Norfolk Growler began in 2015 as a group effort. The original partners were Nickel, his wife Chris, who is an instructional designer at ODU, Tompkins, a software engineer, and B.C. Wilson, a mutual friend with an art and business background who, helpfully, knew how to calculate volume.

“Who knew that high-school math would help you out in later days?” said Chris Nickel.

The inspiration for the product came from the craft-brewing scene in Oregon, according to Chris Nickel. Rick Nickel heard about Portland Growler Co., which makes ceramic vessels, and thought it would be interesting to create an East Coast version, one that spoke to naval and maritime culture.

Tompkins, who grew up in Norfolk, liked the idea and wanted in.

“It seemed like the market was big,” he said. “You can feel that something is in the air with craft beer.”

Ale jug
Ale vessels like this jug from historic Jamestown could inspire future creations from Norfolk Growler Co. (Courtesy Norfolk Growler Co./Jamestown Rediscovery)

Nickel started working on a prototype in his backyard studio, according to his wife. The growler he came up with evokes the shape of a liquor jug. It has a bulbous core, a short neck and a small handle at the top.

The design also nods to Norfolk’s naval presence, with a decal image of the USS Wisconsin rendered in the tradition of “Sailor Jerry” tattoos.
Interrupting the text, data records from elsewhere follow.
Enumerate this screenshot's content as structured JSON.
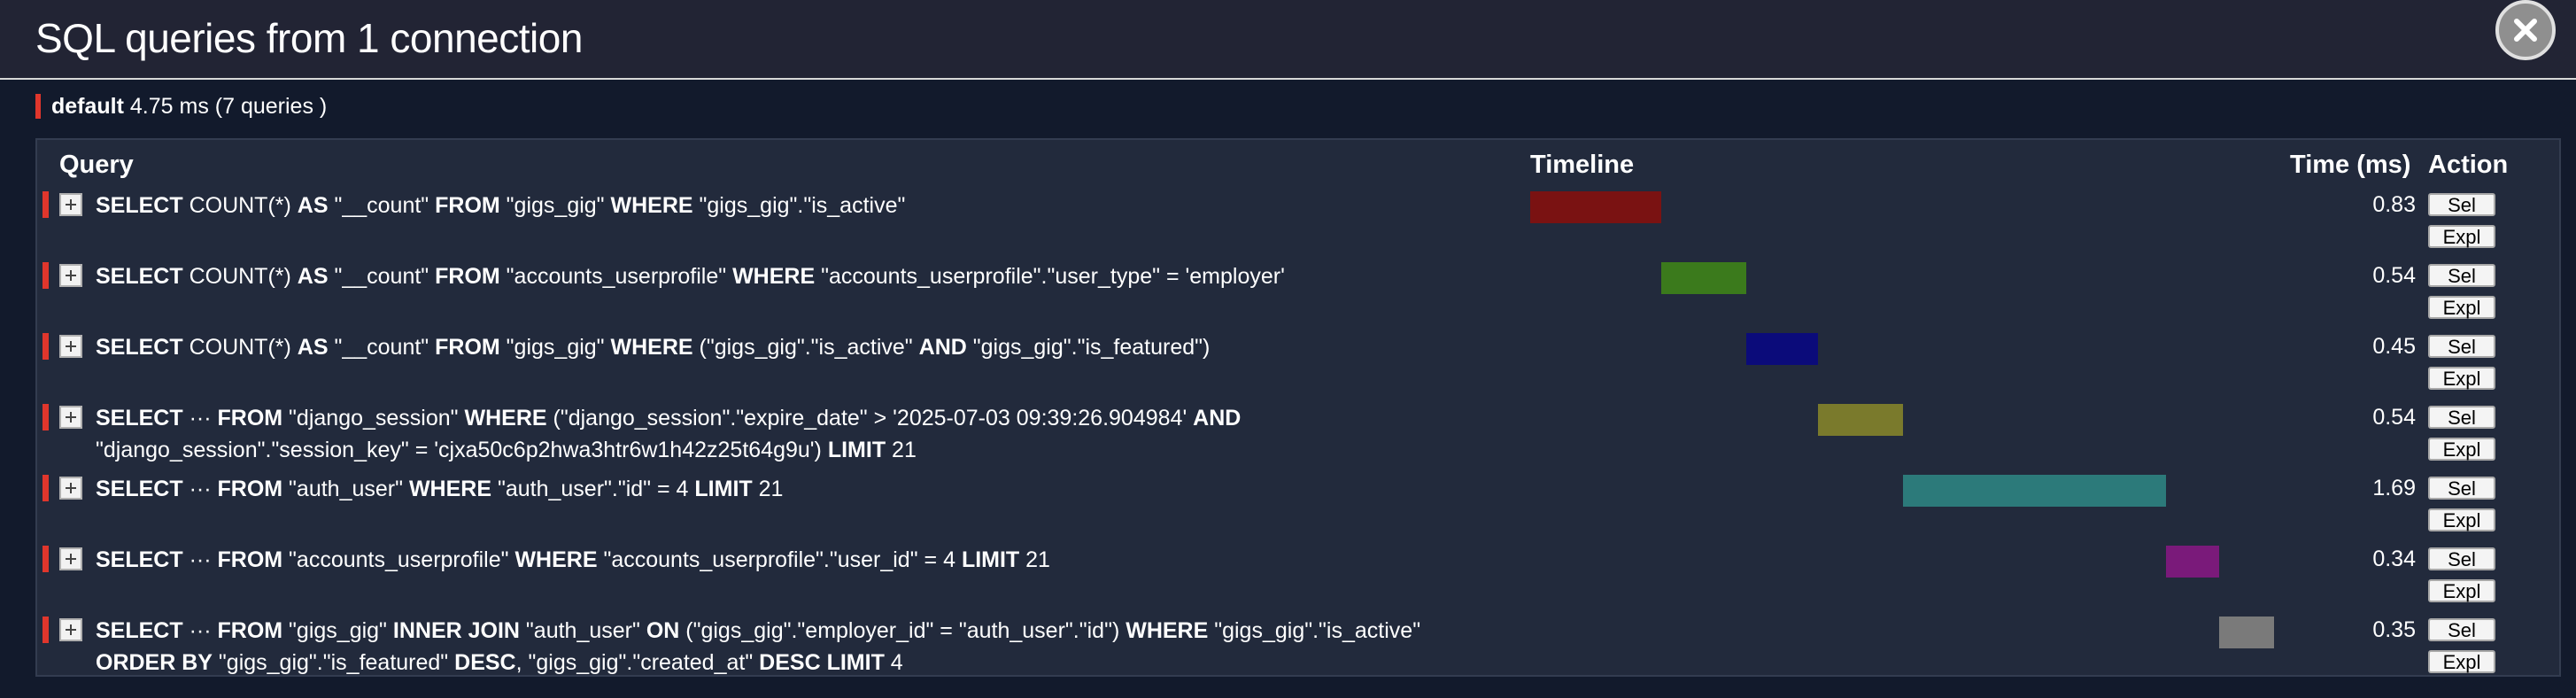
{
  "header": {
    "title": "SQL queries from 1 connection"
  },
  "summary": {
    "alias": "default",
    "stats": "4.75 ms (7 queries )"
  },
  "columns": {
    "query": "Query",
    "timeline": "Timeline",
    "time": "Time (ms)",
    "action": "Action"
  },
  "colors": {
    "accent_red": "#e0362c"
  },
  "actions": {
    "select_label": "Sel",
    "explain_label": "Expl"
  },
  "queries": [
    {
      "sql": [
        [
          "k",
          "SELECT"
        ],
        [
          "t",
          " COUNT(*) "
        ],
        [
          "k",
          "AS"
        ],
        [
          "t",
          " \"__count\" "
        ],
        [
          "k",
          "FROM"
        ],
        [
          "t",
          " \"gigs_gig\" "
        ],
        [
          "k",
          "WHERE"
        ],
        [
          "t",
          " \"gigs_gig\".\"is_active\""
        ]
      ],
      "time": "0.83",
      "timeline_start_pct": 0.0,
      "timeline_width_pct": 17.5,
      "color": "#7a1212"
    },
    {
      "sql": [
        [
          "k",
          "SELECT"
        ],
        [
          "t",
          " COUNT(*) "
        ],
        [
          "k",
          "AS"
        ],
        [
          "t",
          " \"__count\" "
        ],
        [
          "k",
          "FROM"
        ],
        [
          "t",
          " \"accounts_userprofile\" "
        ],
        [
          "k",
          "WHERE"
        ],
        [
          "t",
          " \"accounts_userprofile\".\"user_type\" = 'employer'"
        ]
      ],
      "time": "0.54",
      "timeline_start_pct": 17.5,
      "timeline_width_pct": 11.3,
      "color": "#3b7a1c"
    },
    {
      "sql": [
        [
          "k",
          "SELECT"
        ],
        [
          "t",
          " COUNT(*) "
        ],
        [
          "k",
          "AS"
        ],
        [
          "t",
          " \"__count\" "
        ],
        [
          "k",
          "FROM"
        ],
        [
          "t",
          " \"gigs_gig\" "
        ],
        [
          "k",
          "WHERE"
        ],
        [
          "t",
          " (\"gigs_gig\".\"is_active\" "
        ],
        [
          "k",
          "AND"
        ],
        [
          "t",
          " \"gigs_gig\".\"is_featured\")"
        ]
      ],
      "time": "0.45",
      "timeline_start_pct": 28.8,
      "timeline_width_pct": 9.5,
      "color": "#0b0b7a"
    },
    {
      "sql": [
        [
          "k",
          "SELECT"
        ],
        [
          "t",
          " ··· "
        ],
        [
          "k",
          "FROM"
        ],
        [
          "t",
          " \"django_session\" "
        ],
        [
          "k",
          "WHERE"
        ],
        [
          "t",
          " (\"django_session\".\"expire_date\" > '2025-07-03 09:39:26.904984' "
        ],
        [
          "k",
          "AND"
        ],
        [
          "br",
          ""
        ],
        [
          "t",
          "\"django_session\".\"session_key\" = 'cjxa50c6p2hwa3htr6w1h42z25t64g9u') "
        ],
        [
          "k",
          "LIMIT"
        ],
        [
          "t",
          " 21"
        ]
      ],
      "time": "0.54",
      "timeline_start_pct": 38.3,
      "timeline_width_pct": 11.3,
      "color": "#7a7a2c"
    },
    {
      "sql": [
        [
          "k",
          "SELECT"
        ],
        [
          "t",
          " ··· "
        ],
        [
          "k",
          "FROM"
        ],
        [
          "t",
          " \"auth_user\" "
        ],
        [
          "k",
          "WHERE"
        ],
        [
          "t",
          " \"auth_user\".\"id\" = 4 "
        ],
        [
          "k",
          "LIMIT"
        ],
        [
          "t",
          " 21"
        ]
      ],
      "time": "1.69",
      "timeline_start_pct": 49.6,
      "timeline_width_pct": 35.1,
      "color": "#2c7a7a"
    },
    {
      "sql": [
        [
          "k",
          "SELECT"
        ],
        [
          "t",
          " ··· "
        ],
        [
          "k",
          "FROM"
        ],
        [
          "t",
          " \"accounts_userprofile\" "
        ],
        [
          "k",
          "WHERE"
        ],
        [
          "t",
          " \"accounts_userprofile\".\"user_id\" = 4 "
        ],
        [
          "k",
          "LIMIT"
        ],
        [
          "t",
          " 21"
        ]
      ],
      "time": "0.34",
      "timeline_start_pct": 84.7,
      "timeline_width_pct": 7.1,
      "color": "#7a1a7a"
    },
    {
      "sql": [
        [
          "k",
          "SELECT"
        ],
        [
          "t",
          " ··· "
        ],
        [
          "k",
          "FROM"
        ],
        [
          "t",
          " \"gigs_gig\" "
        ],
        [
          "k",
          "INNER JOIN"
        ],
        [
          "t",
          " \"auth_user\" "
        ],
        [
          "k",
          "ON"
        ],
        [
          "t",
          " (\"gigs_gig\".\"employer_id\" = \"auth_user\".\"id\") "
        ],
        [
          "k",
          "WHERE"
        ],
        [
          "t",
          " \"gigs_gig\".\"is_active\""
        ],
        [
          "br",
          ""
        ],
        [
          "k",
          "ORDER BY"
        ],
        [
          "t",
          " \"gigs_gig\".\"is_featured\" "
        ],
        [
          "k",
          "DESC"
        ],
        [
          "t",
          ", \"gigs_gig\".\"created_at\" "
        ],
        [
          "k",
          "DESC"
        ],
        [
          "t",
          " "
        ],
        [
          "k",
          "LIMIT"
        ],
        [
          "t",
          " 4"
        ]
      ],
      "time": "0.35",
      "timeline_start_pct": 91.8,
      "timeline_width_pct": 7.2,
      "color": "#7a7a7a"
    }
  ]
}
The ceramic glazes speak to naval culture as well: dress white, sailor blue and gun-metal gray.

In the fall of 2015, after about six months of experimenting, Norfolk Growlers brought about 20 to 30 of its handmade vessels to Crafted, an independent arts and craft show held at Norfolk’s O’Connor Brewing. They sold out, according to Tompkins.
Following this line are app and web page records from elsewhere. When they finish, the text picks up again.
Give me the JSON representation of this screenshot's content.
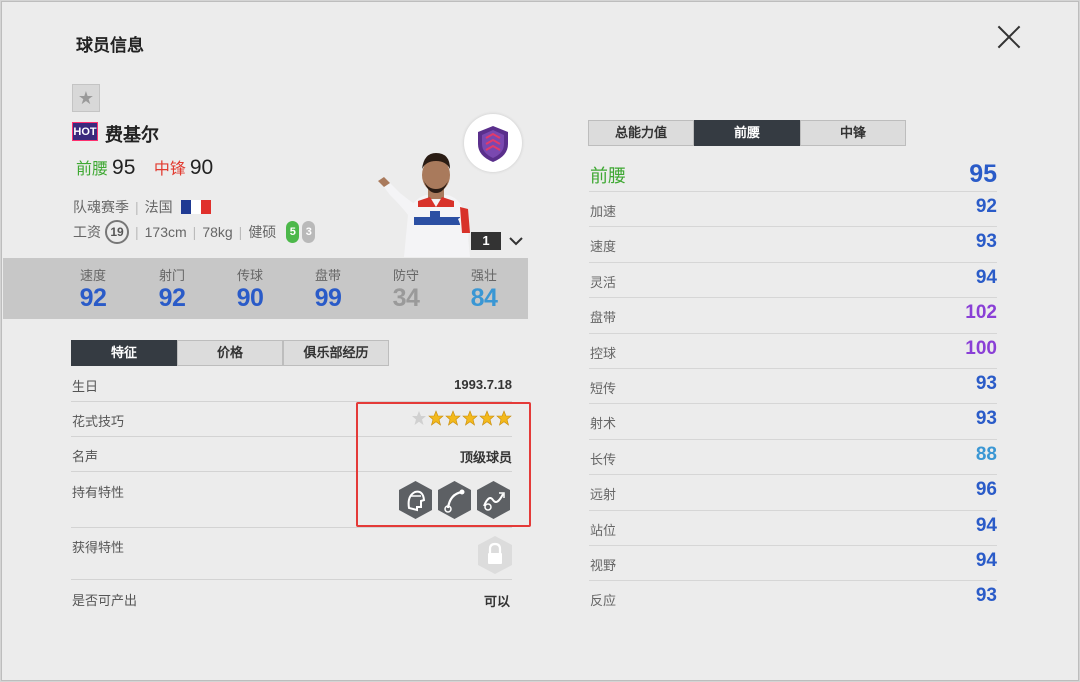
{
  "dialog": {
    "title": "球员信息"
  },
  "player": {
    "hot_badge": "HOT",
    "name": "费基尔",
    "pos1_label": "前腰",
    "pos1_value": "95",
    "pos2_label": "中锋",
    "pos2_value": "90",
    "season": "队魂赛季",
    "nation": "法国",
    "wage_label": "工资",
    "wage": "19",
    "height": "173cm",
    "weight": "78kg",
    "physique": "健硕",
    "left_foot": "5",
    "right_foot": "3",
    "level": "1"
  },
  "summary_stats": [
    {
      "label": "速度",
      "value": "92",
      "color": "#2a5bc8"
    },
    {
      "label": "射门",
      "value": "92",
      "color": "#2a5bc8"
    },
    {
      "label": "传球",
      "value": "90",
      "color": "#2a5bc8"
    },
    {
      "label": "盘带",
      "value": "99",
      "color": "#2a5bc8"
    },
    {
      "label": "防守",
      "value": "34",
      "color": "#9a9a9a"
    },
    {
      "label": "强壮",
      "value": "84",
      "color": "#3a97d4"
    }
  ],
  "left_tabs": [
    "特征",
    "价格",
    "俱乐部经历"
  ],
  "features": {
    "birthday_label": "生日",
    "birthday": "1993.7.18",
    "skill_moves_label": "花式技巧",
    "skill_moves_stars": 5,
    "reputation_label": "名声",
    "reputation": "顶级球员",
    "traits_label": "持有特性",
    "earned_traits_label": "获得特性",
    "producible_label": "是否可产出",
    "producible": "可以"
  },
  "right_tabs": [
    "总能力值",
    "前腰",
    "中锋"
  ],
  "position_rating": {
    "label": "前腰",
    "value": "95"
  },
  "attributes": [
    {
      "label": "加速",
      "value": "92",
      "color": "#2a5bc8"
    },
    {
      "label": "速度",
      "value": "93",
      "color": "#2a5bc8"
    },
    {
      "label": "灵活",
      "value": "94",
      "color": "#2a5bc8"
    },
    {
      "label": "盘带",
      "value": "102",
      "color": "#8a3fd6"
    },
    {
      "label": "控球",
      "value": "100",
      "color": "#8a3fd6"
    },
    {
      "label": "短传",
      "value": "93",
      "color": "#2a5bc8"
    },
    {
      "label": "射术",
      "value": "93",
      "color": "#2a5bc8"
    },
    {
      "label": "长传",
      "value": "88",
      "color": "#3a97d4"
    },
    {
      "label": "远射",
      "value": "96",
      "color": "#2a5bc8"
    },
    {
      "label": "站位",
      "value": "94",
      "color": "#2a5bc8"
    },
    {
      "label": "视野",
      "value": "94",
      "color": "#2a5bc8"
    },
    {
      "label": "反应",
      "value": "93",
      "color": "#2a5bc8"
    }
  ],
  "colors": {
    "accent_dark": "#353b42",
    "cam_green": "#3ea832",
    "st_red": "#e23b30",
    "highlight_red": "#e43a38"
  }
}
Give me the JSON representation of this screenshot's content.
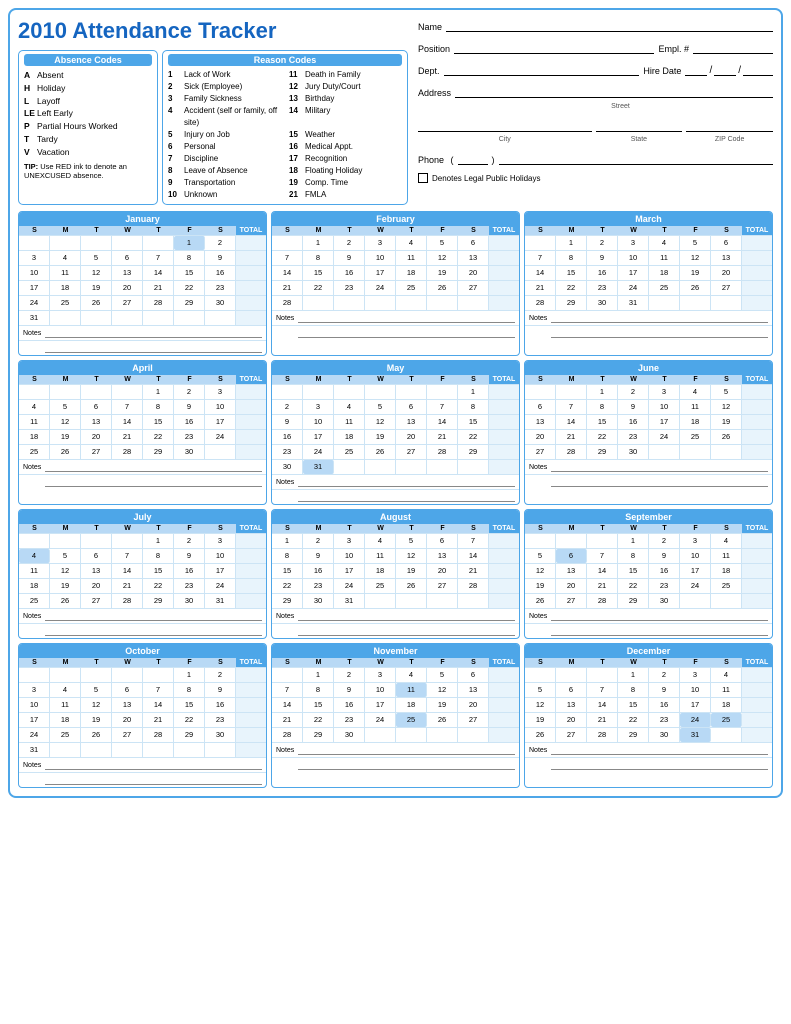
{
  "title": "2010 Attendance Tracker",
  "absenceCodes": {
    "header": "Absence Codes",
    "items": [
      {
        "letter": "A",
        "desc": "Absent"
      },
      {
        "letter": "H",
        "desc": "Holiday"
      },
      {
        "letter": "L",
        "desc": "Layoff"
      },
      {
        "letter": "LE",
        "desc": "Left Early"
      },
      {
        "letter": "P",
        "desc": "Partial Hours Worked"
      },
      {
        "letter": "T",
        "desc": "Tardy"
      },
      {
        "letter": "V",
        "desc": "Vacation"
      }
    ],
    "tip": "TIP: Use RED ink to denote an UNEXCUSED absence."
  },
  "reasonCodes": {
    "header": "Reason Codes",
    "items": [
      {
        "num": "1",
        "desc": "Lack of Work"
      },
      {
        "num": "11",
        "desc": "Death in Family"
      },
      {
        "num": "2",
        "desc": "Sick (Employee)"
      },
      {
        "num": "12",
        "desc": "Jury Duty/Court"
      },
      {
        "num": "3",
        "desc": "Family Sickness"
      },
      {
        "num": "13",
        "desc": "Birthday"
      },
      {
        "num": "4",
        "desc": "Accident (self or family, off site)"
      },
      {
        "num": "14",
        "desc": "Military"
      },
      {
        "num": "5",
        "desc": "Injury on Job"
      },
      {
        "num": "15",
        "desc": "Weather"
      },
      {
        "num": "6",
        "desc": "Personal"
      },
      {
        "num": "16",
        "desc": "Medical Appt."
      },
      {
        "num": "7",
        "desc": "Discipline"
      },
      {
        "num": "17",
        "desc": "Recognition"
      },
      {
        "num": "8",
        "desc": "Leave of Absence"
      },
      {
        "num": "18",
        "desc": "Floating Holiday"
      },
      {
        "num": "9",
        "desc": "Transportation"
      },
      {
        "num": "19",
        "desc": "Comp. Time"
      },
      {
        "num": "10",
        "desc": "Unknown"
      },
      {
        "num": "21",
        "desc": "FMLA"
      }
    ]
  },
  "form": {
    "name_label": "Name",
    "position_label": "Position",
    "empl_label": "Empl. #",
    "dept_label": "Dept.",
    "hire_label": "Hire Date",
    "address_label": "Address",
    "street_label": "Street",
    "city_label": "City",
    "state_label": "State",
    "zip_label": "ZIP Code",
    "phone_label": "Phone",
    "checkbox_label": "Denotes Legal Public Holidays"
  },
  "months": [
    {
      "name": "January",
      "weeks": [
        {
          "cells": [
            "",
            "",
            "",
            "",
            "",
            "1",
            "2"
          ]
        },
        {
          "cells": [
            "3",
            "4",
            "5",
            "6",
            "7",
            "8",
            "9"
          ]
        },
        {
          "cells": [
            "10",
            "11",
            "12",
            "13",
            "14",
            "15",
            "16"
          ]
        },
        {
          "cells": [
            "17",
            "18",
            "19",
            "20",
            "21",
            "22",
            "23"
          ]
        },
        {
          "cells": [
            "24",
            "25",
            "26",
            "27",
            "28",
            "29",
            "30"
          ]
        },
        {
          "cells": [
            "31",
            "",
            "",
            "",
            "",
            "",
            ""
          ]
        }
      ]
    },
    {
      "name": "February",
      "weeks": [
        {
          "cells": [
            "",
            "1",
            "2",
            "3",
            "4",
            "5",
            "6"
          ]
        },
        {
          "cells": [
            "7",
            "8",
            "9",
            "10",
            "11",
            "12",
            "13"
          ]
        },
        {
          "cells": [
            "14",
            "15",
            "16",
            "17",
            "18",
            "19",
            "20"
          ]
        },
        {
          "cells": [
            "21",
            "22",
            "23",
            "24",
            "25",
            "26",
            "27"
          ]
        },
        {
          "cells": [
            "28",
            "",
            "",
            "",
            "",
            "",
            ""
          ]
        }
      ]
    },
    {
      "name": "March",
      "weeks": [
        {
          "cells": [
            "",
            "1",
            "2",
            "3",
            "4",
            "5",
            "6"
          ]
        },
        {
          "cells": [
            "7",
            "8",
            "9",
            "10",
            "11",
            "12",
            "13"
          ]
        },
        {
          "cells": [
            "14",
            "15",
            "16",
            "17",
            "18",
            "19",
            "20"
          ]
        },
        {
          "cells": [
            "21",
            "22",
            "23",
            "24",
            "25",
            "26",
            "27"
          ]
        },
        {
          "cells": [
            "28",
            "29",
            "30",
            "31",
            "",
            "",
            ""
          ]
        }
      ]
    },
    {
      "name": "April",
      "weeks": [
        {
          "cells": [
            "",
            "",
            "",
            "",
            "1",
            "2",
            "3"
          ]
        },
        {
          "cells": [
            "4",
            "5",
            "6",
            "7",
            "8",
            "9",
            "10"
          ]
        },
        {
          "cells": [
            "11",
            "12",
            "13",
            "14",
            "15",
            "16",
            "17"
          ]
        },
        {
          "cells": [
            "18",
            "19",
            "20",
            "21",
            "22",
            "23",
            "24"
          ]
        },
        {
          "cells": [
            "25",
            "26",
            "27",
            "28",
            "29",
            "30",
            ""
          ]
        }
      ]
    },
    {
      "name": "May",
      "weeks": [
        {
          "cells": [
            "",
            "",
            "",
            "",
            "",
            "",
            "1"
          ]
        },
        {
          "cells": [
            "2",
            "3",
            "4",
            "5",
            "6",
            "7",
            "8"
          ]
        },
        {
          "cells": [
            "9",
            "10",
            "11",
            "12",
            "13",
            "14",
            "15"
          ]
        },
        {
          "cells": [
            "16",
            "17",
            "18",
            "19",
            "20",
            "21",
            "22"
          ]
        },
        {
          "cells": [
            "23",
            "24",
            "25",
            "26",
            "27",
            "28",
            "29"
          ]
        },
        {
          "cells": [
            "30",
            "31",
            "",
            "",
            "",
            "",
            ""
          ]
        }
      ]
    },
    {
      "name": "June",
      "weeks": [
        {
          "cells": [
            "",
            "",
            "1",
            "2",
            "3",
            "4",
            "5"
          ]
        },
        {
          "cells": [
            "6",
            "7",
            "8",
            "9",
            "10",
            "11",
            "12"
          ]
        },
        {
          "cells": [
            "13",
            "14",
            "15",
            "16",
            "17",
            "18",
            "19"
          ]
        },
        {
          "cells": [
            "20",
            "21",
            "22",
            "23",
            "24",
            "25",
            "26"
          ]
        },
        {
          "cells": [
            "27",
            "28",
            "29",
            "30",
            "",
            "",
            ""
          ]
        }
      ]
    },
    {
      "name": "July",
      "weeks": [
        {
          "cells": [
            "",
            "",
            "",
            "",
            "1",
            "2",
            "3"
          ]
        },
        {
          "cells": [
            "4",
            "5",
            "6",
            "7",
            "8",
            "9",
            "10"
          ]
        },
        {
          "cells": [
            "11",
            "12",
            "13",
            "14",
            "15",
            "16",
            "17"
          ]
        },
        {
          "cells": [
            "18",
            "19",
            "20",
            "21",
            "22",
            "23",
            "24"
          ]
        },
        {
          "cells": [
            "25",
            "26",
            "27",
            "28",
            "29",
            "30",
            "31"
          ]
        }
      ]
    },
    {
      "name": "August",
      "weeks": [
        {
          "cells": [
            "1",
            "2",
            "3",
            "4",
            "5",
            "6",
            "7"
          ]
        },
        {
          "cells": [
            "8",
            "9",
            "10",
            "11",
            "12",
            "13",
            "14"
          ]
        },
        {
          "cells": [
            "15",
            "16",
            "17",
            "18",
            "19",
            "20",
            "21"
          ]
        },
        {
          "cells": [
            "22",
            "23",
            "24",
            "25",
            "26",
            "27",
            "28"
          ]
        },
        {
          "cells": [
            "29",
            "30",
            "31",
            "",
            "",
            "",
            ""
          ]
        }
      ]
    },
    {
      "name": "September",
      "weeks": [
        {
          "cells": [
            "",
            "",
            "",
            "1",
            "2",
            "3",
            "4"
          ]
        },
        {
          "cells": [
            "5",
            "6",
            "7",
            "8",
            "9",
            "10",
            "11"
          ]
        },
        {
          "cells": [
            "12",
            "13",
            "14",
            "15",
            "16",
            "17",
            "18"
          ]
        },
        {
          "cells": [
            "19",
            "20",
            "21",
            "22",
            "23",
            "24",
            "25"
          ]
        },
        {
          "cells": [
            "26",
            "27",
            "28",
            "29",
            "30",
            "",
            ""
          ]
        }
      ]
    },
    {
      "name": "October",
      "weeks": [
        {
          "cells": [
            "",
            "",
            "",
            "",
            "",
            "1",
            "2"
          ]
        },
        {
          "cells": [
            "3",
            "4",
            "5",
            "6",
            "7",
            "8",
            "9"
          ]
        },
        {
          "cells": [
            "10",
            "11",
            "12",
            "13",
            "14",
            "15",
            "16"
          ]
        },
        {
          "cells": [
            "17",
            "18",
            "19",
            "20",
            "21",
            "22",
            "23"
          ]
        },
        {
          "cells": [
            "24",
            "25",
            "26",
            "27",
            "28",
            "29",
            "30"
          ]
        },
        {
          "cells": [
            "31",
            "",
            "",
            "",
            "",
            "",
            ""
          ]
        }
      ]
    },
    {
      "name": "November",
      "weeks": [
        {
          "cells": [
            "",
            "1",
            "2",
            "3",
            "4",
            "5",
            "6"
          ]
        },
        {
          "cells": [
            "7",
            "8",
            "9",
            "10",
            "11",
            "12",
            "13"
          ]
        },
        {
          "cells": [
            "14",
            "15",
            "16",
            "17",
            "18",
            "19",
            "20"
          ]
        },
        {
          "cells": [
            "21",
            "22",
            "23",
            "24",
            "25",
            "26",
            "27"
          ]
        },
        {
          "cells": [
            "28",
            "29",
            "30",
            "",
            "",
            "",
            ""
          ]
        }
      ]
    },
    {
      "name": "December",
      "weeks": [
        {
          "cells": [
            "",
            "",
            "",
            "1",
            "2",
            "3",
            "4"
          ]
        },
        {
          "cells": [
            "5",
            "6",
            "7",
            "8",
            "9",
            "10",
            "11"
          ]
        },
        {
          "cells": [
            "12",
            "13",
            "14",
            "15",
            "16",
            "17",
            "18"
          ]
        },
        {
          "cells": [
            "19",
            "20",
            "21",
            "22",
            "23",
            "24",
            "25"
          ]
        },
        {
          "cells": [
            "26",
            "27",
            "28",
            "29",
            "30",
            "31",
            ""
          ]
        }
      ]
    }
  ],
  "dayHeaders": [
    "S",
    "M",
    "T",
    "W",
    "T",
    "F",
    "S",
    "TOTAL"
  ],
  "notes_label": "Notes"
}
That told him they were on to something.

“When you pick it up, you kind of get it,” he said. “It really does feel right.”

The co-founders brought on another partner, Bill Sheavly, about six months ago, according to Chris Nickel. They bought more equipment, including two new kilns, and roughly doubled their number of functioning molds, from about eight to 15 or 20, Tompkins said.

Naval imagery
(Courtesy Norfolk Growler Co.)

Before expanding, Norfolk Growlers could produce about 20 growlers per week, Tompkins said. Now their weekly production goal is 60 to 80.

They’ve sold about 150 growlers since they started, Chris Nickel said, many of which were online orders. Prices are $65 for a growler without a decal and $70 with the decal. Custom designs are available for $100.

They’re still figuring out their target market, since not everyone can afford to spend $70 for a growler, according to Chris Nickel. They hope to add some lower-priced ceramic steins and flasks in the future.

For now, she said, they’re reaching an audience of craft-beer drinkers, including people in their 30s and 40s, as well as customers from the military. About 85 percent of the orders have been local, but they’ve also shipped to places such as California, Texas and Hawaii.

And earlier this month, Norfolk Growlers went to Crafted again and did more than $1,200 in sales in about six hours.

“Everyone likes to pick it up and look at it and touch it,” she said.

Tompkins thinks the growlers are resonating in part because of the Wisconsin decal.

“Everybody wants our logo,” said Tompkins, who has the image tattooed on his arm. “It’s been a big part of our success, I think.”

A craft brewer offers a similar take.

“I think they’re going to set themselves apart by being artsy and unique and something different,” said Kevin O’Connor, president of Norfolk’s O’Connor Brewing Co. and a friend of Tompkins. “I think it’s going to work well.”